■ **Work item**:
Print the whole listing exactly as it appears, but skip the pictures.

■ **Records shown**:
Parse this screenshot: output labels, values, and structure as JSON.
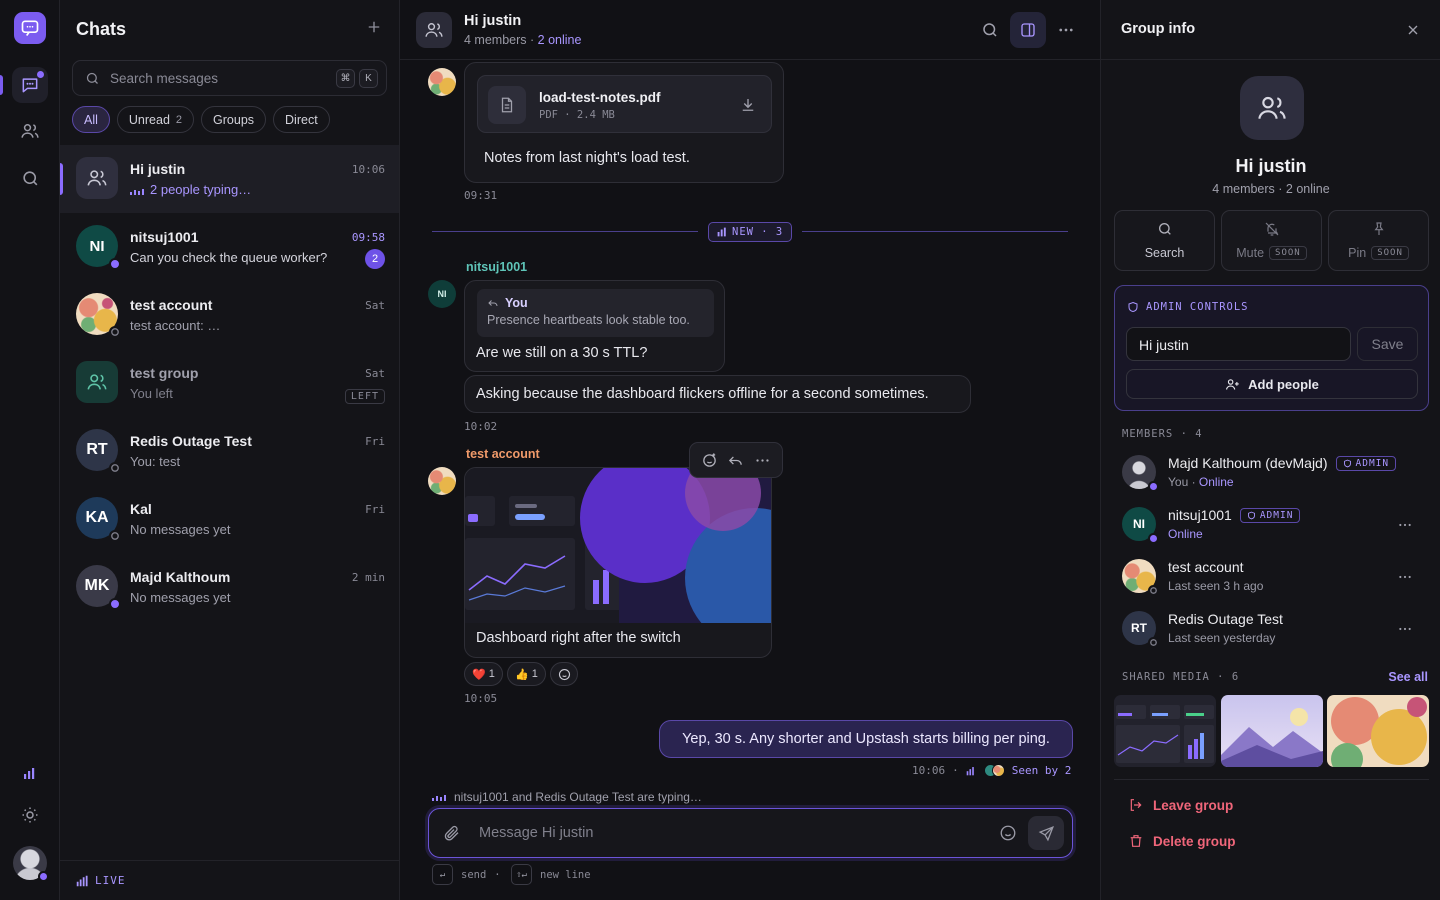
{
  "rail": {
    "icons": [
      "app-logo-icon",
      "chats-icon",
      "contacts-icon",
      "search-icon",
      "stats-icon",
      "theme-icon"
    ]
  },
  "sidebar": {
    "title": "Chats",
    "search_placeholder": "Search messages",
    "shortcut": [
      "⌘",
      "K"
    ],
    "filters": [
      {
        "label": "All",
        "count": "",
        "active": true
      },
      {
        "label": "Unread",
        "count": "2"
      },
      {
        "label": "Groups",
        "count": ""
      },
      {
        "label": "Direct",
        "count": ""
      }
    ],
    "chats": [
      {
        "name": "Hi justin",
        "preview": "2 people typing…",
        "time": "10:06",
        "initials": "",
        "typing": true
      },
      {
        "name": "nitsuj1001",
        "preview": "Can you check the queue worker?",
        "time": "09:58",
        "initials": "NI",
        "badge": "2"
      },
      {
        "name": "test account",
        "preview": "test account: …",
        "time": "Sat"
      },
      {
        "name": "test group",
        "preview": "You left",
        "time": "Sat",
        "tag": "LEFT"
      },
      {
        "name": "Redis Outage Test",
        "preview": "You: test",
        "time": "Fri",
        "initials": "RT"
      },
      {
        "name": "Kal",
        "preview": "No messages yet",
        "time": "Fri",
        "initials": "KA"
      },
      {
        "name": "Majd Kalthoum",
        "preview": "No messages yet",
        "time": "2 min",
        "initials": "MK"
      }
    ],
    "footer": "LIVE"
  },
  "main": {
    "title": "Hi justin",
    "members": "4 members",
    "online": "2 online",
    "file": {
      "name": "load-test-notes.pdf",
      "meta": "PDF · 2.4 MB"
    },
    "file_caption": "Notes from last night's load test.",
    "file_time": "09:31",
    "new_label": "NEW · 3",
    "nitsuj": {
      "avatar": "NI",
      "sender": "nitsuj1001",
      "reply_who": "You",
      "reply_text": "Presence heartbeats look stable too.",
      "text1": "Are we still on a 30 s TTL?",
      "text2": "Asking because the dashboard flickers offline for a second sometimes.",
      "time": "10:02"
    },
    "test": {
      "sender": "test account",
      "caption": "Dashboard right after the switch",
      "reactions": [
        {
          "emoji": "❤️",
          "count": "1"
        },
        {
          "emoji": "👍",
          "count": "1"
        }
      ],
      "time": "10:05"
    },
    "own": {
      "text": "Yep, 30 s. Any shorter and Upstash starts billing per ping.",
      "time": "10:06",
      "seen": "Seen by 2"
    },
    "typing": "nitsuj1001 and Redis Outage Test are typing…",
    "composer_placeholder": "Message Hi justin",
    "hints": [
      {
        "key": "↵",
        "label": "send"
      },
      {
        "key": "⇧↵",
        "label": "new line"
      }
    ]
  },
  "panel": {
    "title": "Group info",
    "name": "Hi justin",
    "sub": "4 members · 2 online",
    "actions": [
      {
        "label": "Search",
        "soon": ""
      },
      {
        "label": "Mute",
        "soon": "SOON"
      },
      {
        "label": "Pin",
        "soon": "SOON"
      }
    ],
    "admin_title": "ADMIN CONTROLS",
    "admin_value": "Hi justin",
    "save": "Save",
    "add_people": "Add people",
    "members_title": "MEMBERS · 4",
    "members": [
      {
        "name": "Majd Kalthoum (devMajd)",
        "admin": "ADMIN",
        "status_you": "You · ",
        "status": "Online"
      },
      {
        "name": "nitsuj1001",
        "admin": "ADMIN",
        "initials": "NI",
        "status": "Online"
      },
      {
        "name": "test account",
        "status": "Last seen 3 h ago"
      },
      {
        "name": "Redis Outage Test",
        "initials": "RT",
        "status": "Last seen yesterday"
      }
    ],
    "shared_title": "SHARED MEDIA · 6",
    "see_all": "See all",
    "leave": "Leave group",
    "delete": "Delete group"
  },
  "colors": {
    "accent": "#7b5cf0",
    "accent_text": "#a996ff",
    "danger": "#f0667a",
    "bg": "#111115"
  }
}
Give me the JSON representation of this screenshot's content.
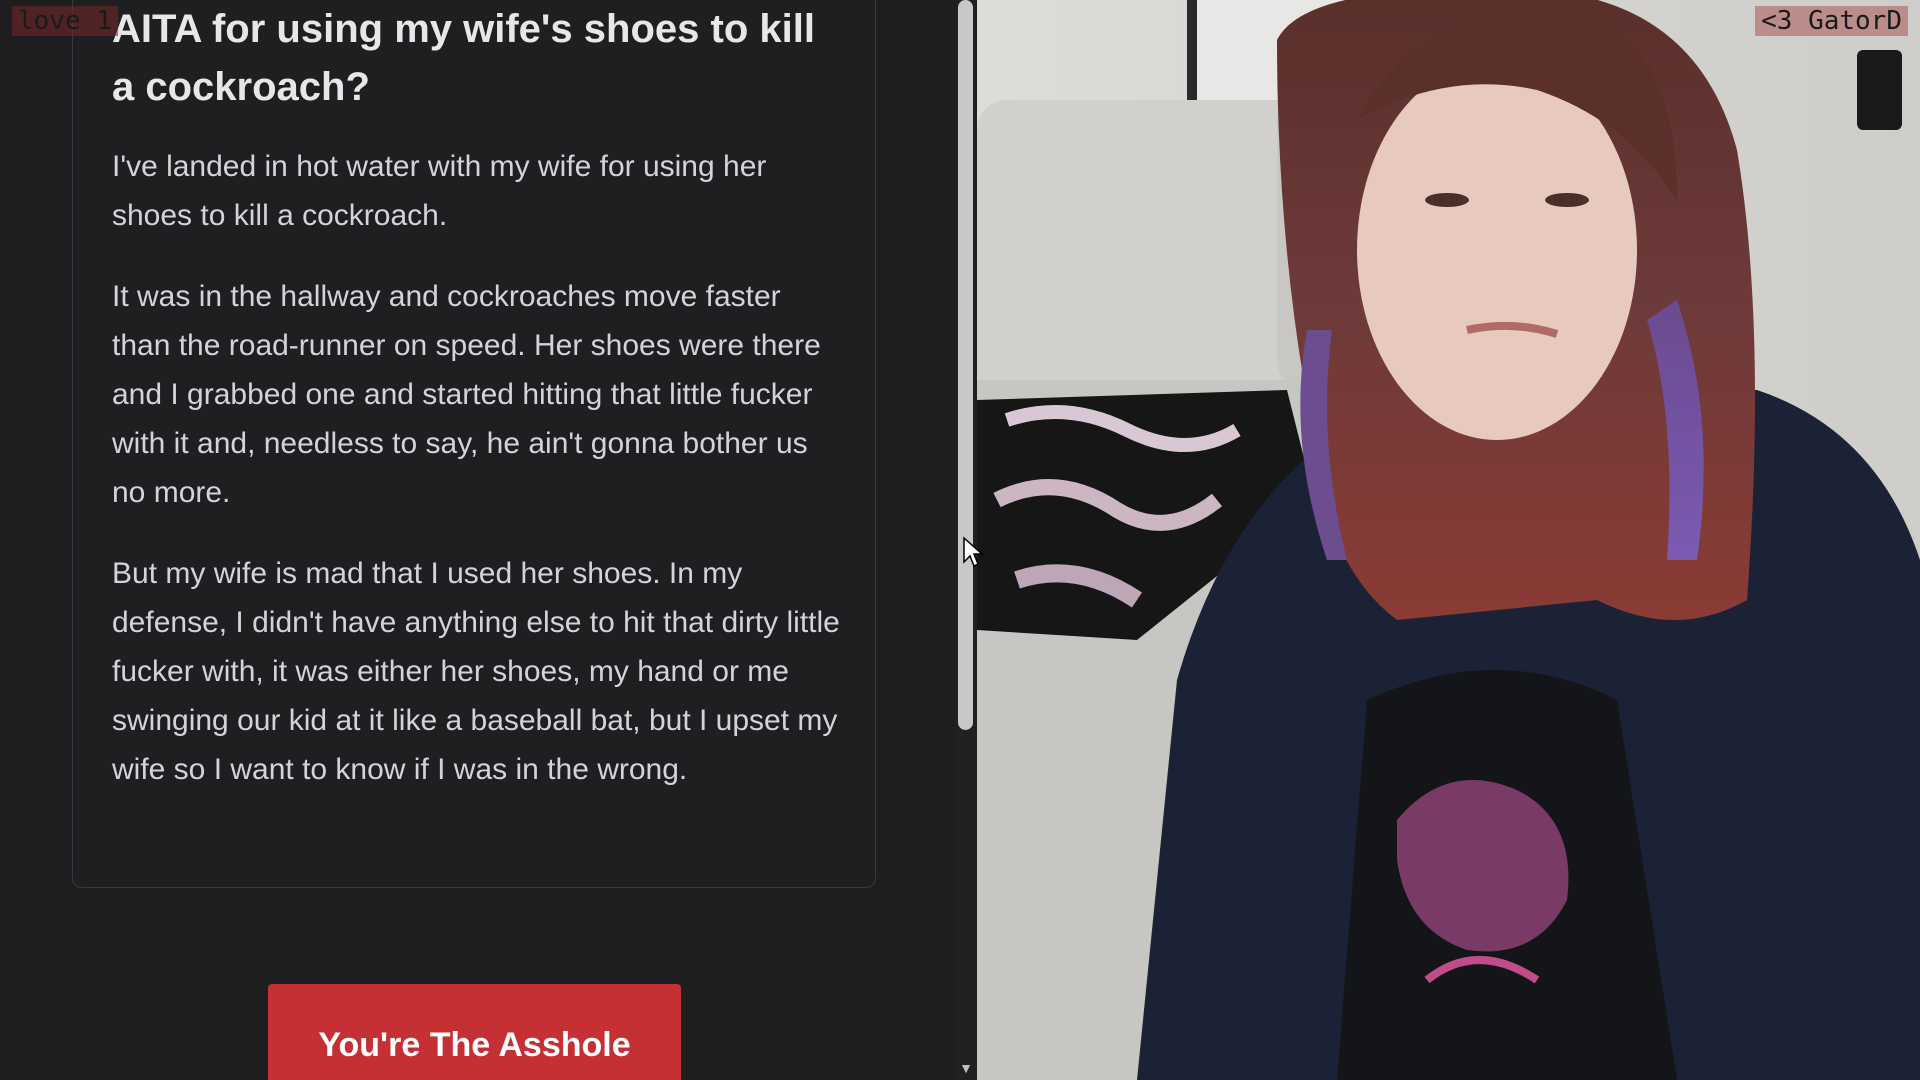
{
  "overlay": {
    "top_left_text": "love 1",
    "top_right_text": "<3 GatorD"
  },
  "post": {
    "title": "AITA for using my wife's shoes to kill a cockroach?",
    "paragraphs": [
      "I've landed in hot water with my wife for using her shoes to kill a cockroach.",
      "It was in the hallway and cockroaches move faster than the road-runner on speed. Her shoes were there and I grabbed one and started hitting that little fucker with it and, needless to say, he ain't gonna bother us no more.",
      "But my wife is mad that I used her shoes. In my defense, I didn't have anything else to hit that dirty little fucker with, it was either her shoes, my hand or me swinging our kid at it like a baseball bat, but I upset my wife so I want to know if I was in the wrong."
    ]
  },
  "verdict": {
    "button_label": "You're The Asshole",
    "button_color": "#c53035"
  },
  "icons": {
    "cursor": "mouse-pointer-icon",
    "scroll_down": "chevron-down-icon"
  },
  "webcam": {
    "description_label": "webcam-feed"
  }
}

■ **Answer to this problem**:
Parse this screenshot: output labels, values, and structure as JSON.
{
  "rail": {
    "icons": [
      "app-logo-icon",
      "chats-icon",
      "contacts-icon",
      "search-icon",
      "stats-icon",
      "theme-icon"
    ]
  },
  "sidebar": {
    "title": "Chats",
    "search_placeholder": "Search messages",
    "shortcut": [
      "⌘",
      "K"
    ],
    "filters": [
      {
        "label": "All",
        "count": "",
        "active": true
      },
      {
        "label": "Unread",
        "count": "2"
      },
      {
        "label": "Groups",
        "count": ""
      },
      {
        "label": "Direct",
        "count": ""
      }
    ],
    "chats": [
      {
        "name": "Hi justin",
        "preview": "2 people typing…",
        "time": "10:06",
        "initials": "",
        "typing": true
      },
      {
        "name": "nitsuj1001",
        "preview": "Can you check the queue worker?",
        "time": "09:58",
        "initials": "NI",
        "badge": "2"
      },
      {
        "name": "test account",
        "preview": "test account: …",
        "time": "Sat"
      },
      {
        "name": "test group",
        "preview": "You left",
        "time": "Sat",
        "tag": "LEFT"
      },
      {
        "name": "Redis Outage Test",
        "preview": "You: test",
        "time": "Fri",
        "initials": "RT"
      },
      {
        "name": "Kal",
        "preview": "No messages yet",
        "time": "Fri",
        "initials": "KA"
      },
      {
        "name": "Majd Kalthoum",
        "preview": "No messages yet",
        "time": "2 min",
        "initials": "MK"
      }
    ],
    "footer": "LIVE"
  },
  "main": {
    "title": "Hi justin",
    "members": "4 members",
    "online": "2 online",
    "file": {
      "name": "load-test-notes.pdf",
      "meta": "PDF · 2.4 MB"
    },
    "file_caption": "Notes from last night's load test.",
    "file_time": "09:31",
    "new_label": "NEW · 3",
    "nitsuj": {
      "avatar": "NI",
      "sender": "nitsuj1001",
      "reply_who": "You",
      "reply_text": "Presence heartbeats look stable too.",
      "text1": "Are we still on a 30 s TTL?",
      "text2": "Asking because the dashboard flickers offline for a second sometimes.",
      "time": "10:02"
    },
    "test": {
      "sender": "test account",
      "caption": "Dashboard right after the switch",
      "reactions": [
        {
          "emoji": "❤️",
          "count": "1"
        },
        {
          "emoji": "👍",
          "count": "1"
        }
      ],
      "time": "10:05"
    },
    "own": {
      "text": "Yep, 30 s. Any shorter and Upstash starts billing per ping.",
      "time": "10:06",
      "seen": "Seen by 2"
    },
    "typing": "nitsuj1001 and Redis Outage Test are typing…",
    "composer_placeholder": "Message Hi justin",
    "hints": [
      {
        "key": "↵",
        "label": "send"
      },
      {
        "key": "⇧↵",
        "label": "new line"
      }
    ]
  },
  "panel": {
    "title": "Group info",
    "name": "Hi justin",
    "sub": "4 members · 2 online",
    "actions": [
      {
        "label": "Search",
        "soon": ""
      },
      {
        "label": "Mute",
        "soon": "SOON"
      },
      {
        "label": "Pin",
        "soon": "SOON"
      }
    ],
    "admin_title": "ADMIN CONTROLS",
    "admin_value": "Hi justin",
    "save": "Save",
    "add_people": "Add people",
    "members_title": "MEMBERS · 4",
    "members": [
      {
        "name": "Majd Kalthoum (devMajd)",
        "admin": "ADMIN",
        "status_you": "You · ",
        "status": "Online"
      },
      {
        "name": "nitsuj1001",
        "admin": "ADMIN",
        "initials": "NI",
        "status": "Online"
      },
      {
        "name": "test account",
        "status": "Last seen 3 h ago"
      },
      {
        "name": "Redis Outage Test",
        "initials": "RT",
        "status": "Last seen yesterday"
      }
    ],
    "shared_title": "SHARED MEDIA · 6",
    "see_all": "See all",
    "leave": "Leave group",
    "delete": "Delete group"
  },
  "colors": {
    "accent": "#7b5cf0",
    "accent_text": "#a996ff",
    "danger": "#f0667a",
    "bg": "#111115"
  }
}
Give me the JSON representation of this screenshot's content.
{
  "overlay": {
    "top_left_text": "love 1",
    "top_right_text": "<3 GatorD"
  },
  "post": {
    "title": "AITA for using my wife's shoes to kill a cockroach?",
    "paragraphs": [
      "I've landed in hot water with my wife for using her shoes to kill a cockroach.",
      "It was in the hallway and cockroaches move faster than the road-runner on speed. Her shoes were there and I grabbed one and started hitting that little fucker with it and, needless to say, he ain't gonna bother us no more.",
      "But my wife is mad that I used her shoes. In my defense, I didn't have anything else to hit that dirty little fucker with, it was either her shoes, my hand or me swinging our kid at it like a baseball bat, but I upset my wife so I want to know if I was in the wrong."
    ]
  },
  "verdict": {
    "button_label": "You're The Asshole",
    "button_color": "#c53035"
  },
  "icons": {
    "cursor": "mouse-pointer-icon",
    "scroll_down": "chevron-down-icon"
  },
  "webcam": {
    "description_label": "webcam-feed"
  }
}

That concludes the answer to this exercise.